Task to complete → Look through the records below and collect all lines that hold the string "screenshot".

————————

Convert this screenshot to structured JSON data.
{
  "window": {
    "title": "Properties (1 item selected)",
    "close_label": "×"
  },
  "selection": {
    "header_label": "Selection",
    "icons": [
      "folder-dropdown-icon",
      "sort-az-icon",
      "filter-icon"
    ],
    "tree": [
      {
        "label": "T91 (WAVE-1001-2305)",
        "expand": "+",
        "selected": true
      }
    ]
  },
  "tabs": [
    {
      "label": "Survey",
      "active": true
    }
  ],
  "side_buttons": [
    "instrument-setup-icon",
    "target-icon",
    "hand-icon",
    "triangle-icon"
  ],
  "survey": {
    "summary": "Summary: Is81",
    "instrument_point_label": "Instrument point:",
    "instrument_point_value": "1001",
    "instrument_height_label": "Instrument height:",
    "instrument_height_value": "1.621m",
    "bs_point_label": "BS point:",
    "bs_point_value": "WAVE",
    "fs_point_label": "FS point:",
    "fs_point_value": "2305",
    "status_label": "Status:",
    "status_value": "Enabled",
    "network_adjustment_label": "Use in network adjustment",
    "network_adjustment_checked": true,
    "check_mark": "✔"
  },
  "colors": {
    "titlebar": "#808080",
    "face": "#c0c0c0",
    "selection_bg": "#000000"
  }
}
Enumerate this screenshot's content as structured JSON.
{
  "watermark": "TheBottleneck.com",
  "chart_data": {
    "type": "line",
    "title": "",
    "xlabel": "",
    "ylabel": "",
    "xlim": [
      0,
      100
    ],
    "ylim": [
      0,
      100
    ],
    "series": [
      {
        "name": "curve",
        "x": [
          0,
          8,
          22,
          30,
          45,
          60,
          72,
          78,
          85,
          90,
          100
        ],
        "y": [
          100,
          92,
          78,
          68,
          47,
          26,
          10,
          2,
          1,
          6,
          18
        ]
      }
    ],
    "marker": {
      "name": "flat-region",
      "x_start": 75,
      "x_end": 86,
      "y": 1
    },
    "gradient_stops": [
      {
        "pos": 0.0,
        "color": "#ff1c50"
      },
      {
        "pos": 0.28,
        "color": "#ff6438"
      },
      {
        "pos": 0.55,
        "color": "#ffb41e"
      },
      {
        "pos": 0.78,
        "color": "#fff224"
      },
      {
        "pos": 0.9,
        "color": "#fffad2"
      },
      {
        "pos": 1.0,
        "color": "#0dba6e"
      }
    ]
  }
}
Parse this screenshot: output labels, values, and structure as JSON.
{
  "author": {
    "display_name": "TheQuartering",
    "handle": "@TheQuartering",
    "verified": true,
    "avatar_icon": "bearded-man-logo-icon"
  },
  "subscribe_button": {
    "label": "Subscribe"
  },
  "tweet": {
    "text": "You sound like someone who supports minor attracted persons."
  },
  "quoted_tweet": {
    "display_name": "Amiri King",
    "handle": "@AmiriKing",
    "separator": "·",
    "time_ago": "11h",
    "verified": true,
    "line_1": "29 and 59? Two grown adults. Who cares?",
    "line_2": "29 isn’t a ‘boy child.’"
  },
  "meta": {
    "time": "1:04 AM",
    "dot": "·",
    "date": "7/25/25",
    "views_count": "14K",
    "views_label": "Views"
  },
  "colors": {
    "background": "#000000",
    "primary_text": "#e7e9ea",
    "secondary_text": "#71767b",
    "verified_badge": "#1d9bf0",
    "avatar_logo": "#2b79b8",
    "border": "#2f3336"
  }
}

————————

Worked solution →
Convert this screenshot to structured JSON data.
Enumerate this screenshot's content as structured JSON.
Parse this screenshot: output labels, values, and structure as JSON.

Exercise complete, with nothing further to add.